- Congenital abnormality in the composition of the cervix, with a relative deficiency in the tougher collagenous fibroconnective material or relative increase in concentration of the less tough smooth muscle
- Congenital hypoplasia (underdevelopment) of the cervix, such as with in utero exposure to DES
- Trauma to the cervix, such as with mechanical dilators for dilatation and curettage (D+C), cervical conization or extensive biopsy, and precipitous labors or cervical lacerations during labor and delivery.
Establishing the diagnosis of cervical incompetence with certainty can be difficult. Generally, a suggestive history of late painless pregnancy losses with the history of a plausible cause is all that is used to diagnose the condition. Additional testing is sometimes suggested to confirm the diagnosis (none of which have been widely accepted), including
- Passing an 8 mm dilator into the nonpregnant uterus through the internal os (an office procedure)
- A hysterosalpingogram (HSG) on the nonpregnant uterus to look for funneling of the lower uterine segment and an open internal os
- Ultrasonography of especially the pregnant uterus looking for shortening or dilatation of the cervix and bulging of the fetal membranes
Treatment of an incompetent cervix is surgical.

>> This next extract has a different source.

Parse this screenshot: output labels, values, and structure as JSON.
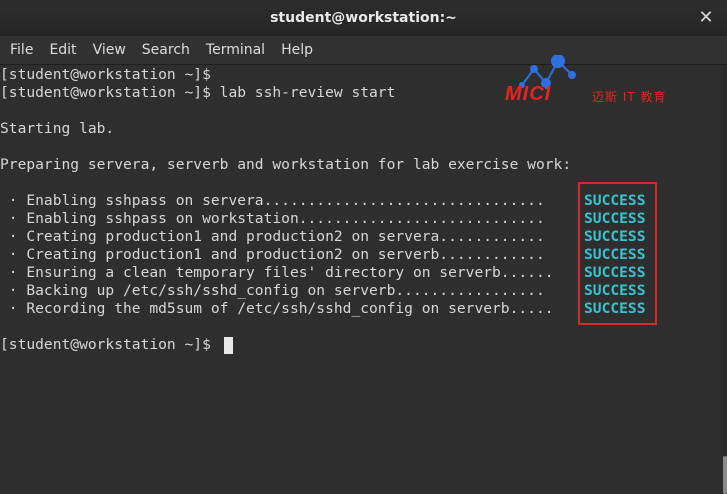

The cerclage is an attempt to strengthen the cervix, with the two most commonly used modern techniques having been developed in the 1950s by Drs. Shirodkar and McDonald. These techniques involve the surgical placement of a suture or Mersilene band around the cervix to hold it closed. In appropriately selected women, the improvement of pregnancy outcome with a cerclage is seemingly impressive. Generally, 80-90% of women with cervical incompetence as their cause for recurrent pregnancy loss will deliver a viable live born following cerclage placement.
Available Case Reports: